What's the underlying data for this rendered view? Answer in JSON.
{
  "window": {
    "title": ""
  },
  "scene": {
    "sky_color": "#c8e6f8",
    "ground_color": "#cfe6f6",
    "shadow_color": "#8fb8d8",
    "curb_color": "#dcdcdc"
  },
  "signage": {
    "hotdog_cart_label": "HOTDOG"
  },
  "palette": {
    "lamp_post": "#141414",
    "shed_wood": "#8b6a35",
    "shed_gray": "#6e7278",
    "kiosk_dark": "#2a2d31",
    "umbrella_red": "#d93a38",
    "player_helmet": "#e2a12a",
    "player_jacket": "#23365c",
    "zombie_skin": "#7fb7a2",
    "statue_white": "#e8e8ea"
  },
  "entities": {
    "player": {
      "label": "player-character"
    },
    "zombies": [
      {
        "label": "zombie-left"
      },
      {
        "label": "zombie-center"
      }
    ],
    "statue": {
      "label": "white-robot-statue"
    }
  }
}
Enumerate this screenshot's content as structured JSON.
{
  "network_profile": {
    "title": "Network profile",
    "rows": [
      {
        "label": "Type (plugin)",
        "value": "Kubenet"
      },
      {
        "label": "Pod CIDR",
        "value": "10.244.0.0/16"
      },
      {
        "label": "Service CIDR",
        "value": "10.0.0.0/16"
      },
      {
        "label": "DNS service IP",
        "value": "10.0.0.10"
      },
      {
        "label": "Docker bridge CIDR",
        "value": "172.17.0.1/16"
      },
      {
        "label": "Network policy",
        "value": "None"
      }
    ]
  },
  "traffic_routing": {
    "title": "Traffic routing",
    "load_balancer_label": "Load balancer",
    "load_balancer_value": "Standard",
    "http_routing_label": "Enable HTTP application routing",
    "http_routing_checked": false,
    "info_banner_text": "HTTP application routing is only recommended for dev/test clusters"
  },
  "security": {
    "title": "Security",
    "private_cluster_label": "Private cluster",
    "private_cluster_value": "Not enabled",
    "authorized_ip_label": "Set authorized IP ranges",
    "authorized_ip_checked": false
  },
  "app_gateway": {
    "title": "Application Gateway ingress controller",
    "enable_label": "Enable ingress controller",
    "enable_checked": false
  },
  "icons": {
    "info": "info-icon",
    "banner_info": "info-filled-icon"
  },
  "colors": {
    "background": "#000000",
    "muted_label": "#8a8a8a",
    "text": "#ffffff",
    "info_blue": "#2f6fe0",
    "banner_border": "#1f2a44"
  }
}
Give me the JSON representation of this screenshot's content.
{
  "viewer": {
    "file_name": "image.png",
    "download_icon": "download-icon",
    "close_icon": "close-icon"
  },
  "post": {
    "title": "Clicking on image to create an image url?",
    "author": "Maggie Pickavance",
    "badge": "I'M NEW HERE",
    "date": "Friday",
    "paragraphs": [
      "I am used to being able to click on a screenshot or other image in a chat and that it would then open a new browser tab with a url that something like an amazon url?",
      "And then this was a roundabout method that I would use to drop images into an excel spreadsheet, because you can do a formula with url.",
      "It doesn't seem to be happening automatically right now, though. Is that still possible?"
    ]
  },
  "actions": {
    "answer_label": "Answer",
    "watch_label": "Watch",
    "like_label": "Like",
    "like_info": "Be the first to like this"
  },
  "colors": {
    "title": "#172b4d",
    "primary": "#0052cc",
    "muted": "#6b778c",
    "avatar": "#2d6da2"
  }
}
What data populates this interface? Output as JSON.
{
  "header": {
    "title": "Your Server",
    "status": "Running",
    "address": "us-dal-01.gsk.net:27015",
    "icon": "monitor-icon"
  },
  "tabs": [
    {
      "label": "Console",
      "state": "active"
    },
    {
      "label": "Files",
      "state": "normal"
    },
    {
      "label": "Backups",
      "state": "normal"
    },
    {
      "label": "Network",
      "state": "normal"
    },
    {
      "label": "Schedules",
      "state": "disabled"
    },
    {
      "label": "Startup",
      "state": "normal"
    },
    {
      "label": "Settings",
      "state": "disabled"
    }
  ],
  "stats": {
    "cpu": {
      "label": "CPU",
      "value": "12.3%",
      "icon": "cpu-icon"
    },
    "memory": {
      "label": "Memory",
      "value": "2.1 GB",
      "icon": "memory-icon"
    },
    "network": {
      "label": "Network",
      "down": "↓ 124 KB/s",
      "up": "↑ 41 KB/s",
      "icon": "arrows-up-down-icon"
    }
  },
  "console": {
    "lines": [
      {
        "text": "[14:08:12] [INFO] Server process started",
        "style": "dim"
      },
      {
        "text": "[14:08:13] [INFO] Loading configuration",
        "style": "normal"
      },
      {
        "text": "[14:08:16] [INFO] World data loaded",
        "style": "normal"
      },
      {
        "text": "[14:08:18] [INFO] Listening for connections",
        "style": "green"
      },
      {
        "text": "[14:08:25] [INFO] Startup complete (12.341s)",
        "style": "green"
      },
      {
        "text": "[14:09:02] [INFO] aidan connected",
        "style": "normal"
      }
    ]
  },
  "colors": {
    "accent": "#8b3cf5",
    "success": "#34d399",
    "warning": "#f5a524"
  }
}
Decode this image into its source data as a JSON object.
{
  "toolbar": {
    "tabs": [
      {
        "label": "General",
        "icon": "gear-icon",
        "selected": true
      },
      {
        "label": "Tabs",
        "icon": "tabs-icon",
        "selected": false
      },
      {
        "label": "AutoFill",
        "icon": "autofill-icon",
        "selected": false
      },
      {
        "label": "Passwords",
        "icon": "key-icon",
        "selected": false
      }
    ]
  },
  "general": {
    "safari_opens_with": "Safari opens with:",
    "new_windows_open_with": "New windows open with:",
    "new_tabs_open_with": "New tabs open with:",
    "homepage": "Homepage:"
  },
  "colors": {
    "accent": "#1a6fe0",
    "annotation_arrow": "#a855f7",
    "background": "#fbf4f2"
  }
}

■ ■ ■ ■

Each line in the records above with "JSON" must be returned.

◆ **THE ANSWER**
What's the underlying data for this rendered view? Answer in JSON.
Enumerate this screenshot's content as structured JSON.
Give me the JSON representation of this screenshot's content.
What data populates this interface? Output as JSON.
Decode this image into its source data as a JSON object.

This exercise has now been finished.